Extracted information:
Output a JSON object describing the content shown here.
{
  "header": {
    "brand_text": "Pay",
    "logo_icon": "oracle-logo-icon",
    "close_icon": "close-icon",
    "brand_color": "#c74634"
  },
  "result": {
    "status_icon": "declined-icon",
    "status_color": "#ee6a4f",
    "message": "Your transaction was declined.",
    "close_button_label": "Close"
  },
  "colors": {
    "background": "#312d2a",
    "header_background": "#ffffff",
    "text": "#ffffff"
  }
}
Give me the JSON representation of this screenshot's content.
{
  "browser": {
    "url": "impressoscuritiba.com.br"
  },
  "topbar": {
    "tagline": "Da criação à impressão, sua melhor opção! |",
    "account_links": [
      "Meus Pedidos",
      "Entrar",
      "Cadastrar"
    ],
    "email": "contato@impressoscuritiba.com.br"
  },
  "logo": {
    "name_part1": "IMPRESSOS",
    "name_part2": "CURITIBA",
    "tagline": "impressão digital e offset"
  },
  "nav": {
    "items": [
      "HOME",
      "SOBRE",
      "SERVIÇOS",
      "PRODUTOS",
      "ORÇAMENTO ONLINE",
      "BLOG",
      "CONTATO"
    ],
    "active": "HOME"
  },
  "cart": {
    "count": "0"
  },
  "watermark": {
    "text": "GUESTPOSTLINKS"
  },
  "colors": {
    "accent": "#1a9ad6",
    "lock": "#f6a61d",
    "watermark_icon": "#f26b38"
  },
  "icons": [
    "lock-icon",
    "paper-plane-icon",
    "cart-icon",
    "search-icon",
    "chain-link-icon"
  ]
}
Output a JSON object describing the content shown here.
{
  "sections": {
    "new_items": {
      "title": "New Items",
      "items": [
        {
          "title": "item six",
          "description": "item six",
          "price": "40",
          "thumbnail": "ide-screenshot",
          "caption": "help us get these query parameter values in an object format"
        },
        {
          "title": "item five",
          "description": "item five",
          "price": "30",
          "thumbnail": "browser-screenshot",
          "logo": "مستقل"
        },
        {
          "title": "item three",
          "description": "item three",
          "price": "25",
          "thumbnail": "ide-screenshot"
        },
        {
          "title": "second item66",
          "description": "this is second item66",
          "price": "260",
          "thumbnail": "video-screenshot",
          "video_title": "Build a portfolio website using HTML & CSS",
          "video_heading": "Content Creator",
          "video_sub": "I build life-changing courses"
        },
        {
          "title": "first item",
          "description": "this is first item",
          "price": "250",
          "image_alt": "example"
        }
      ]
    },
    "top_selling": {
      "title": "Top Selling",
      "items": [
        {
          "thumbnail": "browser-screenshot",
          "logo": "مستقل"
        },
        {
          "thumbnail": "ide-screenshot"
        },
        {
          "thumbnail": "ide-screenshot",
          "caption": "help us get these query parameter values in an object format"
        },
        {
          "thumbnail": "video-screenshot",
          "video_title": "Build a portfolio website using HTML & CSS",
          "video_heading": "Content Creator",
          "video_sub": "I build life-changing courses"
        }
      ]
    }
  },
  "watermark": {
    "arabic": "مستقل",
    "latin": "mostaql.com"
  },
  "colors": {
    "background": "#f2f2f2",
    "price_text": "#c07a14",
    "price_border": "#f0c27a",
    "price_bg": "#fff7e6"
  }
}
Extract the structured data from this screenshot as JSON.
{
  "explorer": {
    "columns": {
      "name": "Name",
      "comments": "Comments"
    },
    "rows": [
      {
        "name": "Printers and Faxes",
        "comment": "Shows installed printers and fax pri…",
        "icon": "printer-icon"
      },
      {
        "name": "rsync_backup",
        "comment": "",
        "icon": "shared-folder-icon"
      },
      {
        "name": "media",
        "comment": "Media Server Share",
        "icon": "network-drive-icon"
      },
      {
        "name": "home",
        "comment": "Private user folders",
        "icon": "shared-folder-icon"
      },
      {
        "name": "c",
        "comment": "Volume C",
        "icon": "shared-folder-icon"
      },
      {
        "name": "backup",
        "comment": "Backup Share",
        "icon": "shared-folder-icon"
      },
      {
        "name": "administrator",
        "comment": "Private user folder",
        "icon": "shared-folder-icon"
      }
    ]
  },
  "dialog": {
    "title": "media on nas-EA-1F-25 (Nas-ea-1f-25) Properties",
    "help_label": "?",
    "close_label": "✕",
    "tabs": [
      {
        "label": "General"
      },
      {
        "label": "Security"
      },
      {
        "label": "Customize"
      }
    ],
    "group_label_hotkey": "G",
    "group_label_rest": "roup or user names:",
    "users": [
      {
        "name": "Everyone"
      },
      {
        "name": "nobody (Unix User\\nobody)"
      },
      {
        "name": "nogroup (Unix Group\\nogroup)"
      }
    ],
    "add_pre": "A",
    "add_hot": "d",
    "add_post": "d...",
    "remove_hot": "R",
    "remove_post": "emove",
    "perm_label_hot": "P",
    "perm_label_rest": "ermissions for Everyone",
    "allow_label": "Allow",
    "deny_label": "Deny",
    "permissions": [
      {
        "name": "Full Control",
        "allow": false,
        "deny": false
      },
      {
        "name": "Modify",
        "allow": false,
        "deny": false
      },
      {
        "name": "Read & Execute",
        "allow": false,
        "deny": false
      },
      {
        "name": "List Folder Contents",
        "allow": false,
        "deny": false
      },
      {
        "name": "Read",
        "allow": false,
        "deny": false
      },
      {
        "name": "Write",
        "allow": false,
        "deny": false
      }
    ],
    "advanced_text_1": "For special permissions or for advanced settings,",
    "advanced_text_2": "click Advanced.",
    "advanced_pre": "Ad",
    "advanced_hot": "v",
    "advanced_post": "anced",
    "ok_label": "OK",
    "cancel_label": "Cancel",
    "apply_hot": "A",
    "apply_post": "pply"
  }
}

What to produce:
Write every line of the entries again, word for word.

Answer to this problem:
Output a JSON object describing the content shown here.
{
  "header": {
    "brand_text": "Pay",
    "logo_icon": "oracle-logo-icon",
    "close_icon": "close-icon",
    "brand_color": "#c74634"
  },
  "result": {
    "status_icon": "declined-icon",
    "status_color": "#ee6a4f",
    "message": "Your transaction was declined.",
    "close_button_label": "Close"
  },
  "colors": {
    "background": "#312d2a",
    "header_background": "#ffffff",
    "text": "#ffffff"
  }
}
Give me the JSON representation of this screenshot's content.
{
  "browser": {
    "url": "impressoscuritiba.com.br"
  },
  "topbar": {
    "tagline": "Da criação à impressão, sua melhor opção! |",
    "account_links": [
      "Meus Pedidos",
      "Entrar",
      "Cadastrar"
    ],
    "email": "contato@impressoscuritiba.com.br"
  },
  "logo": {
    "name_part1": "IMPRESSOS",
    "name_part2": "CURITIBA",
    "tagline": "impressão digital e offset"
  },
  "nav": {
    "items": [
      "HOME",
      "SOBRE",
      "SERVIÇOS",
      "PRODUTOS",
      "ORÇAMENTO ONLINE",
      "BLOG",
      "CONTATO"
    ],
    "active": "HOME"
  },
  "cart": {
    "count": "0"
  },
  "watermark": {
    "text": "GUESTPOSTLINKS"
  },
  "colors": {
    "accent": "#1a9ad6",
    "lock": "#f6a61d",
    "watermark_icon": "#f26b38"
  },
  "icons": [
    "lock-icon",
    "paper-plane-icon",
    "cart-icon",
    "search-icon",
    "chain-link-icon"
  ]
}
Output a JSON object describing the content shown here.
{
  "sections": {
    "new_items": {
      "title": "New Items",
      "items": [
        {
          "title": "item six",
          "description": "item six",
          "price": "40",
          "thumbnail": "ide-screenshot",
          "caption": "help us get these query parameter values in an object format"
        },
        {
          "title": "item five",
          "description": "item five",
          "price": "30",
          "thumbnail": "browser-screenshot",
          "logo": "مستقل"
        },
        {
          "title": "item three",
          "description": "item three",
          "price": "25",
          "thumbnail": "ide-screenshot"
        },
        {
          "title": "second item66",
          "description": "this is second item66",
          "price": "260",
          "thumbnail": "video-screenshot",
          "video_title": "Build a portfolio website using HTML & CSS",
          "video_heading": "Content Creator",
          "video_sub": "I build life-changing courses"
        },
        {
          "title": "first item",
          "description": "this is first item",
          "price": "250",
          "image_alt": "example"
        }
      ]
    },
    "top_selling": {
      "title": "Top Selling",
      "items": [
        {
          "thumbnail": "browser-screenshot",
          "logo": "مستقل"
        },
        {
          "thumbnail": "ide-screenshot"
        },
        {
          "thumbnail": "ide-screenshot",
          "caption": "help us get these query parameter values in an object format"
        },
        {
          "thumbnail": "video-screenshot",
          "video_title": "Build a portfolio website using HTML & CSS",
          "video_heading": "Content Creator",
          "video_sub": "I build life-changing courses"
        }
      ]
    }
  },
  "watermark": {
    "arabic": "مستقل",
    "latin": "mostaql.com"
  },
  "colors": {
    "background": "#f2f2f2",
    "price_text": "#c07a14",
    "price_border": "#f0c27a",
    "price_bg": "#fff7e6"
  }
}
Extract the structured data from this screenshot as JSON.
{
  "explorer": {
    "columns": {
      "name": "Name",
      "comments": "Comments"
    },
    "rows": [
      {
        "name": "Printers and Faxes",
        "comment": "Shows installed printers and fax pri…",
        "icon": "printer-icon"
      },
      {
        "name": "rsync_backup",
        "comment": "",
        "icon": "shared-folder-icon"
      },
      {
        "name": "media",
        "comment": "Media Server Share",
        "icon": "network-drive-icon"
      },
      {
        "name": "home",
        "comment": "Private user folders",
        "icon": "shared-folder-icon"
      },
      {
        "name": "c",
        "comment": "Volume C",
        "icon": "shared-folder-icon"
      },
      {
        "name": "backup",
        "comment": "Backup Share",
        "icon": "shared-folder-icon"
      },
      {
        "name": "administrator",
        "comment": "Private user folder",
        "icon": "shared-folder-icon"
      }
    ]
  },
  "dialog": {
    "title": "media on nas-EA-1F-25 (Nas-ea-1f-25) Properties",
    "help_label": "?",
    "close_label": "✕",
    "tabs": [
      {
        "label": "General"
      },
      {
        "label": "Security"
      },
      {
        "label": "Customize"
      }
    ],
    "group_label_hotkey": "G",
    "group_label_rest": "roup or user names:",
    "users": [
      {
        "name": "Everyone"
      },
      {
        "name": "nobody (Unix User\\nobody)"
      },
      {
        "name": "nogroup (Unix Group\\nogroup)"
      }
    ],
    "add_pre": "A",
    "add_hot": "d",
    "add_post": "d...",
    "remove_hot": "R",
    "remove_post": "emove",
    "perm_label_hot": "P",
    "perm_label_rest": "ermissions for Everyone",
    "allow_label": "Allow",
    "deny_label": "Deny",
    "permissions": [
      {
        "name": "Full Control",
        "allow": false,
        "deny": false
      },
      {
        "name": "Modify",
        "allow": false,
        "deny": false
      },
      {
        "name": "Read & Execute",
        "allow": false,
        "deny": false
      },
      {
        "name": "List Folder Contents",
        "allow": false,
        "deny": false
      },
      {
        "name": "Read",
        "allow": false,
        "deny": false
      },
      {
        "name": "Write",
        "allow": false,
        "deny": false
      }
    ],
    "advanced_text_1": "For special permissions or for advanced settings,",
    "advanced_text_2": "click Advanced.",
    "advanced_pre": "Ad",
    "advanced_hot": "v",
    "advanced_post": "anced",
    "ok_label": "OK",
    "cancel_label": "Cancel",
    "apply_hot": "A",
    "apply_post": "pply"
  }
}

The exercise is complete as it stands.